### Your instructions
Scan the data below. Pull out each line where "handle" occurs.

Content starts

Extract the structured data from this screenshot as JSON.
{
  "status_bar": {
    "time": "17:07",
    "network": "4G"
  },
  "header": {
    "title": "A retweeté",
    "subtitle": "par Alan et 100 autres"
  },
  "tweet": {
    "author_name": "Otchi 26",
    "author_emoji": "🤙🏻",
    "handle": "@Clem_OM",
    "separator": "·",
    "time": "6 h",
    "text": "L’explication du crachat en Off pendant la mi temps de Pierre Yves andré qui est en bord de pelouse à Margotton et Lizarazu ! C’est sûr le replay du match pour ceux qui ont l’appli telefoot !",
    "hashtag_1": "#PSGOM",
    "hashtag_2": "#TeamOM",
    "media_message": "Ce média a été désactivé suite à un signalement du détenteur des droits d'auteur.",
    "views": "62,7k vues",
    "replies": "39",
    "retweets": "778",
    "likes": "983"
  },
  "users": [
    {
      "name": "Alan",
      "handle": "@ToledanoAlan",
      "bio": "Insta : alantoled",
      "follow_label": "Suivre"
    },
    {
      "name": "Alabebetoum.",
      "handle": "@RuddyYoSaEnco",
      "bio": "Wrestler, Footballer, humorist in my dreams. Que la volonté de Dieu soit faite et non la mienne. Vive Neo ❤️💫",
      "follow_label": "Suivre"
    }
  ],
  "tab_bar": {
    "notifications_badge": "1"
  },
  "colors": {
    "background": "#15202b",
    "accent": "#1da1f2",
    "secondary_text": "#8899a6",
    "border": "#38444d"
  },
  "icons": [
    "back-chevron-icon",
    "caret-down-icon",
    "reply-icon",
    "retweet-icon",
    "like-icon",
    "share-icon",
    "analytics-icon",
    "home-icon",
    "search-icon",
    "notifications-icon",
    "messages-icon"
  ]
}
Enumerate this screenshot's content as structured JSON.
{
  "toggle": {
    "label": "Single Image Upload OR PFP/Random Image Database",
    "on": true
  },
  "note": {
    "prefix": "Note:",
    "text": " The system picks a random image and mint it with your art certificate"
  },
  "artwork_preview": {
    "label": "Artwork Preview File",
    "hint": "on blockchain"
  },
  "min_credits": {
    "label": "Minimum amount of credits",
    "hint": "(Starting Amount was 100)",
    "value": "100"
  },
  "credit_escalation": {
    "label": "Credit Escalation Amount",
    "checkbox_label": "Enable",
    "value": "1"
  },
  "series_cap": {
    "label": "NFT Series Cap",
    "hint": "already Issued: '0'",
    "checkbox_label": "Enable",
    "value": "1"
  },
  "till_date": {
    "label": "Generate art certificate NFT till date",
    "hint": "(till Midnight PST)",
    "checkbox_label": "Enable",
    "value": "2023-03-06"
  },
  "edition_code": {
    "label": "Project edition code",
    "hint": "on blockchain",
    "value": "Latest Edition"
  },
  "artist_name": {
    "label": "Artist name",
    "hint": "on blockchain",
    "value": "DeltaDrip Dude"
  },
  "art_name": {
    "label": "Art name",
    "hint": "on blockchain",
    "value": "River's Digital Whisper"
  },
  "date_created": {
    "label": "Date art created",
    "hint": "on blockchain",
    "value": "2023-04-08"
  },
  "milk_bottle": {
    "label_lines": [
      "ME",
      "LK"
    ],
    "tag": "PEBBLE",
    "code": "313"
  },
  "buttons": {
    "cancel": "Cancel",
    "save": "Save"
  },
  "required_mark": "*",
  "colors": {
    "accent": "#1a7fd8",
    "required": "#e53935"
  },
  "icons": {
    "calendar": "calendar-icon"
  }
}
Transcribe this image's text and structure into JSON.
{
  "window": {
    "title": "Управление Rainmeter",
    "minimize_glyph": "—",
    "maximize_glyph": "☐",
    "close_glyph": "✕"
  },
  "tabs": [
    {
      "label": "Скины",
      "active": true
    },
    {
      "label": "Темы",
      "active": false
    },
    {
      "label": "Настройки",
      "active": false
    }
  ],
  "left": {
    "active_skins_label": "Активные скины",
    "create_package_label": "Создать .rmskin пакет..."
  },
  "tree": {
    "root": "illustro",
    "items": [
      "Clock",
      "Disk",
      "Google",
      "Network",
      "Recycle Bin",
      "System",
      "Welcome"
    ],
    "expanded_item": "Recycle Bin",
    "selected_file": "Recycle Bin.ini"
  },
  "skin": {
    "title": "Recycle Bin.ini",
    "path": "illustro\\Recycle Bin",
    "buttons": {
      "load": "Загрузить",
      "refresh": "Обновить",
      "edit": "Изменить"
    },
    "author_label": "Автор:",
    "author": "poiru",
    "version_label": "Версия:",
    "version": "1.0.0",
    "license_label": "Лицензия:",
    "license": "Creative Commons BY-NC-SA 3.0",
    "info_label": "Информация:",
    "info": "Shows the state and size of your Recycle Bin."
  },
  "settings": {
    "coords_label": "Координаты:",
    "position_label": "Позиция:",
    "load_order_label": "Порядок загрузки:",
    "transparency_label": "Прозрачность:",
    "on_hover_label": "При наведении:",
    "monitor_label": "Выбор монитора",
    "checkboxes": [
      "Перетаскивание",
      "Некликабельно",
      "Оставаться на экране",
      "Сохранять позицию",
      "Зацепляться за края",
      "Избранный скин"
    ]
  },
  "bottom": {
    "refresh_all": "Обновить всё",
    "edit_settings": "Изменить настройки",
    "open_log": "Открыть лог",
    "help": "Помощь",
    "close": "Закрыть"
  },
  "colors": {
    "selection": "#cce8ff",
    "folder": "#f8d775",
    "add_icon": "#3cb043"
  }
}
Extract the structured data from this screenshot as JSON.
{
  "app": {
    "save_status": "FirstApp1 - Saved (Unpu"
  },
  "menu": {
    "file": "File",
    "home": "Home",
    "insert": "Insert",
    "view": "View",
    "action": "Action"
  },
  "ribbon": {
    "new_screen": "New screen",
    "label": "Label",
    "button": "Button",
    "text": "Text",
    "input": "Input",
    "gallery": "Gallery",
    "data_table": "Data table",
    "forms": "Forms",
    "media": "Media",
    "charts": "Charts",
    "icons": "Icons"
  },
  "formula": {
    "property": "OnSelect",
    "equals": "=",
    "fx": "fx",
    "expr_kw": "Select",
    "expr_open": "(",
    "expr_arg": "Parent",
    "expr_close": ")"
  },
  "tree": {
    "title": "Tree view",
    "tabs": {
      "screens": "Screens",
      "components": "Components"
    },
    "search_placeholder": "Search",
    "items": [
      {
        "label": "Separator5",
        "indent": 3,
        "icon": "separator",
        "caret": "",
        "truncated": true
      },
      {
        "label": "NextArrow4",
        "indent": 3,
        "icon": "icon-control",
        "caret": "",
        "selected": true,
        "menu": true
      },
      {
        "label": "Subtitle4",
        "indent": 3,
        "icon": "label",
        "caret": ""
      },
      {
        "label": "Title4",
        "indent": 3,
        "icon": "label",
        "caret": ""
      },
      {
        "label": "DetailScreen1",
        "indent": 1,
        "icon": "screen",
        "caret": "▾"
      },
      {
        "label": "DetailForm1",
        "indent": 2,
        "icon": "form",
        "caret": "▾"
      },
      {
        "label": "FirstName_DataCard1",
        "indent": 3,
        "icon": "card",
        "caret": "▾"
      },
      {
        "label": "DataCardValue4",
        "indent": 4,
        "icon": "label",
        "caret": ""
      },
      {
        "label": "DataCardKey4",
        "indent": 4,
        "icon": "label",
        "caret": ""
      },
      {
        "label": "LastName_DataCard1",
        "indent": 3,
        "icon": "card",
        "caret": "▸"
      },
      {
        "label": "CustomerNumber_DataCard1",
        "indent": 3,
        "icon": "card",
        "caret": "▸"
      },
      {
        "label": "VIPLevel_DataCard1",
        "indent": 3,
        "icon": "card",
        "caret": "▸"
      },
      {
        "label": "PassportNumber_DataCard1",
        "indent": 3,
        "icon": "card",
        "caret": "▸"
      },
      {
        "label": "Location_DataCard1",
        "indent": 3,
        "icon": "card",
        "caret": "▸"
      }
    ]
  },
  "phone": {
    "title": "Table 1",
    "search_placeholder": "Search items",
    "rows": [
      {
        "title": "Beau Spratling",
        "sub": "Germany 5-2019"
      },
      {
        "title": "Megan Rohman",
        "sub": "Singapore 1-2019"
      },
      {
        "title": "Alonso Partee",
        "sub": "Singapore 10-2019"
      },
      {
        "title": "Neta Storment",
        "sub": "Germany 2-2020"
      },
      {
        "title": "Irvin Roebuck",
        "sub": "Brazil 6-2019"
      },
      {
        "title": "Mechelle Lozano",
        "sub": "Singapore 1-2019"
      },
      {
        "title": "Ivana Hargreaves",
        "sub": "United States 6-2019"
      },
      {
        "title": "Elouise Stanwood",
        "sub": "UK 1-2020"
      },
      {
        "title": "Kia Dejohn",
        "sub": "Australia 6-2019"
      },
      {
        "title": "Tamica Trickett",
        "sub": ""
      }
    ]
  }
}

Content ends

### Answer
    "handle": "@Clem_OM",
      "handle": "@ToledanoAlan",
      "handle": "@RuddyYoSaEnco",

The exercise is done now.